Try it — State only how many lines below include the string "我的奖品".

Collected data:
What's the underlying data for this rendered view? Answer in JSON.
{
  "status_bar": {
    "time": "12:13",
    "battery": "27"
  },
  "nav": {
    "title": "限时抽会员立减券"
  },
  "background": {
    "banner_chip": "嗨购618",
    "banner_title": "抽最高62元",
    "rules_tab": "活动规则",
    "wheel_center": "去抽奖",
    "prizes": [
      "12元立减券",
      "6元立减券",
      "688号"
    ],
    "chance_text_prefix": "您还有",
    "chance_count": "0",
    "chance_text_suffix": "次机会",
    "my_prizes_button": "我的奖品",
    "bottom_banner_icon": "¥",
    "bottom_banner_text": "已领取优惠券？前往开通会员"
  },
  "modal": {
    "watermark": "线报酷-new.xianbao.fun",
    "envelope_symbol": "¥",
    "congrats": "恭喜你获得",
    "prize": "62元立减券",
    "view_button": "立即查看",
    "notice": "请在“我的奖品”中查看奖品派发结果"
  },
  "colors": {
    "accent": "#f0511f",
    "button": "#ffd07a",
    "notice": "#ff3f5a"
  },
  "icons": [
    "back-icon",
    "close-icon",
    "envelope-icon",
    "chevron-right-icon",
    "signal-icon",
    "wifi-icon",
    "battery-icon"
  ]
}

Answer space — 2